Common Grounds for Divorce

Every person is different, which would mean every marriage is different—as well as every divorce; New Jersey divorce law was written with that in mind.  There are ten possible grounds someone can use to file for divorce, the most common grounds being separation, extreme cruelty, and the often used irreconcilable differences.

When declaring your grounds for divorce in New Jersey, it’s important to make sure your claims can be substantiated. For example, using “separation” as your grounds is only possible if the couple has been apart for 18 months or more; proof of the physical separation would obviously have to be given.

Reasons for divorce vary, and the definition of the legal grounds can be interpreted differently and applied to fit each individual divorce situation. “Extreme cruelty,” for example, is one of the grounds commonly used by plaintiffs when filing, or by defendants who are responding. The ground of extreme cruelty can  mean daily verbal/physical abuse, or a lack of emotional support.

“Irreconcilable differences” is used as grounds in New Jersey divorce proceedings when the couple does not want to file with any blame pointed at the other spouse. There are situations when the marriage is simply over despite best efforts being made by both spouses.

Beginning the End of Your Marriage

No one gets married and assumes they will one day have to deal with divorce, but sometimes, unfortunately, despite your best efforts and intentions, the marriage is over; so you’re getting divorced…now what?

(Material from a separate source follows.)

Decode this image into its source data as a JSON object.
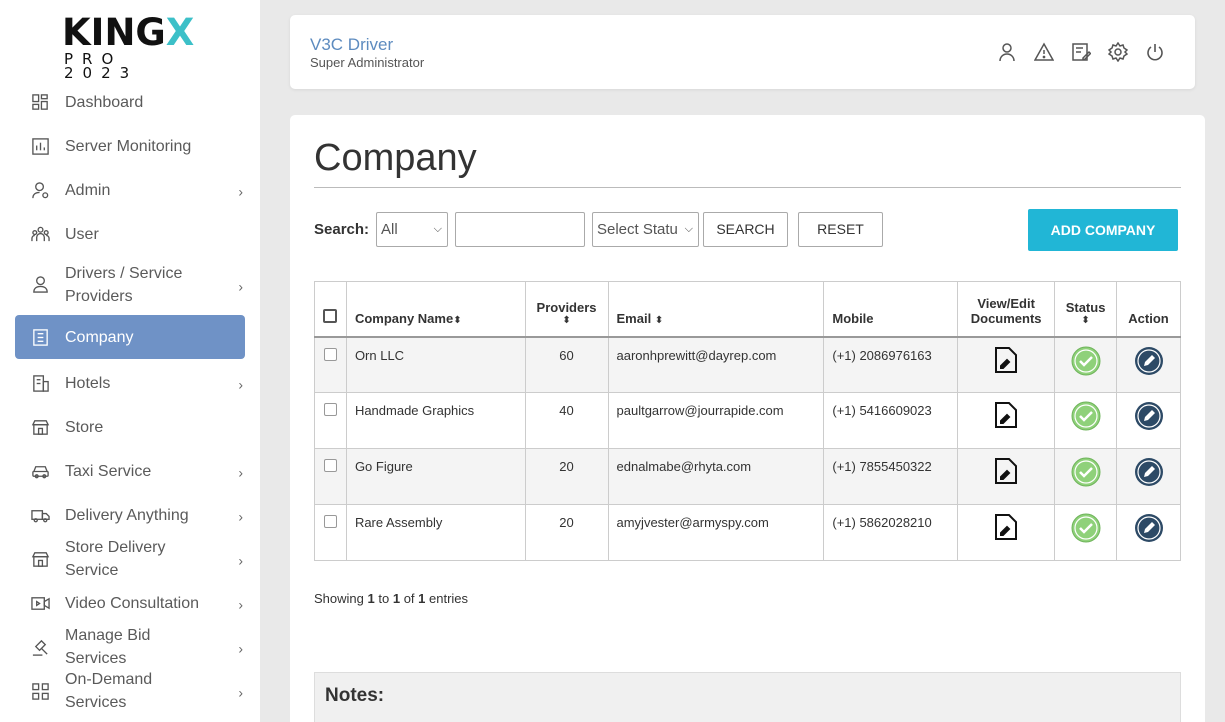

Starting the divorce process can be overwhelming for a lot of people, but with a basic knowledge of the system and the general process, you can save yourself unnecessary stress and concentrate on what is really important—healing.

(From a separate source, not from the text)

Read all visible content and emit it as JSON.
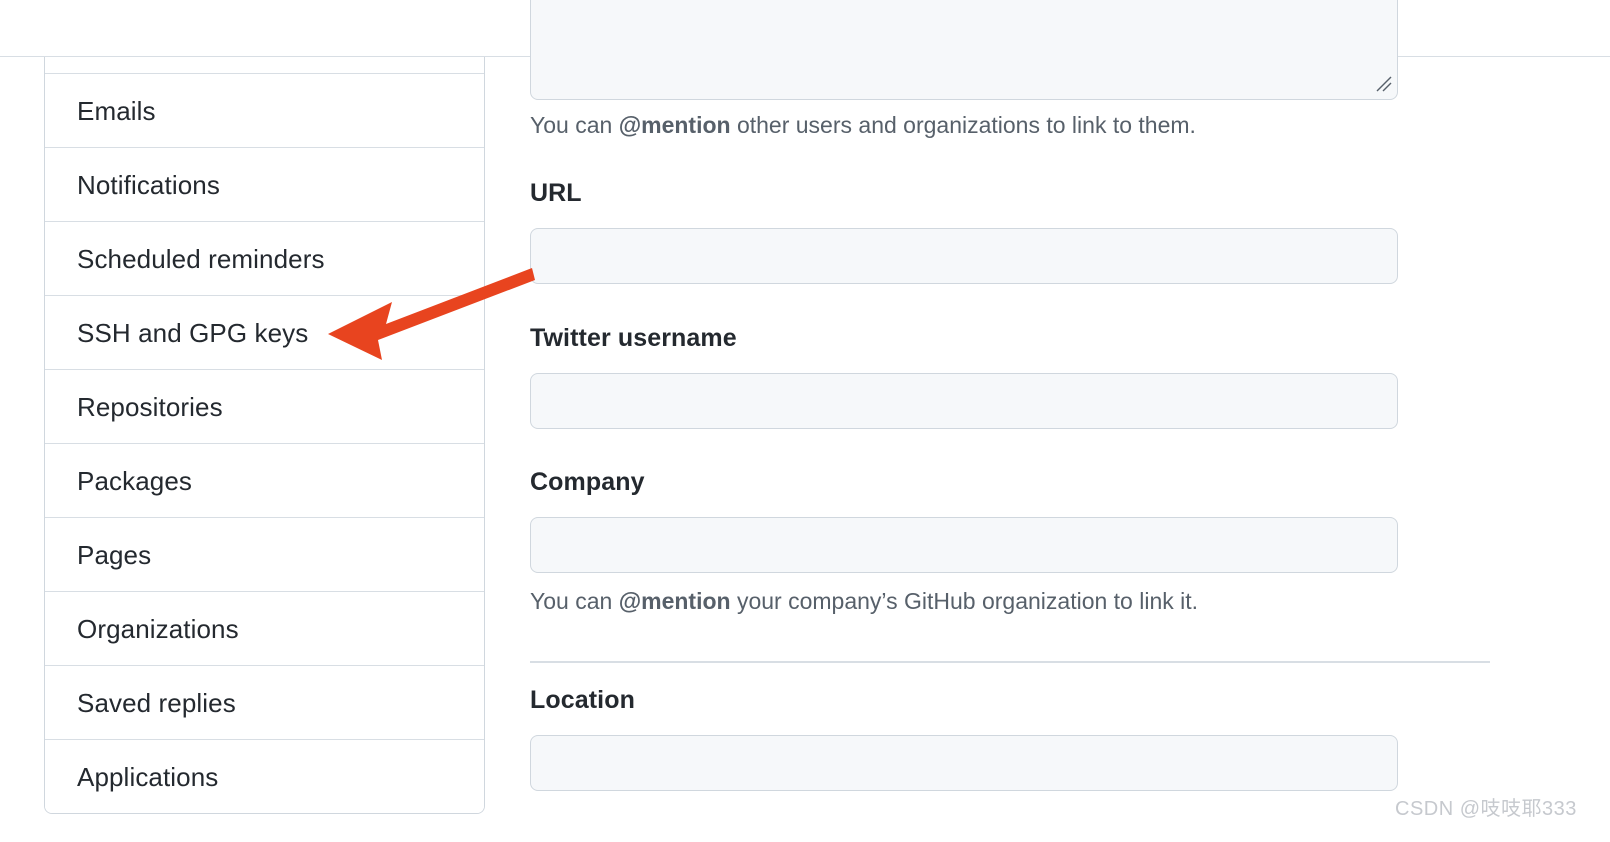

Most people look into the New Jersey divorce process with tons of questions about the overall cost, status of their finances, and how to begin what—at first glance—seems like a complicated and involved process.  Divorce is difficult enough without the added legal headaches; if there is a positive side to be seen, it is that skilled  New Jersey Divorce lawyers can painlessly guide you through this process.

The divorce process officially begins when one spouse files a “Complaint for Divorce” document, making them the “plaintiff,” and the other spouse, the “defendant,” files a response (which could mean filing for divorce on their own set of grounds).

The New Jersey Divorce process seems more complicated than it actually is. Divorce means changes for you and your family, and the decision to end your marriage comes witha lot of thought and personal reflection. Caring professionals will be able to assist you with the legal proceedings with sensitivity; contact Weinberger Divorce & Family Law Group for more information on how to start the process and get your family looking toward the future.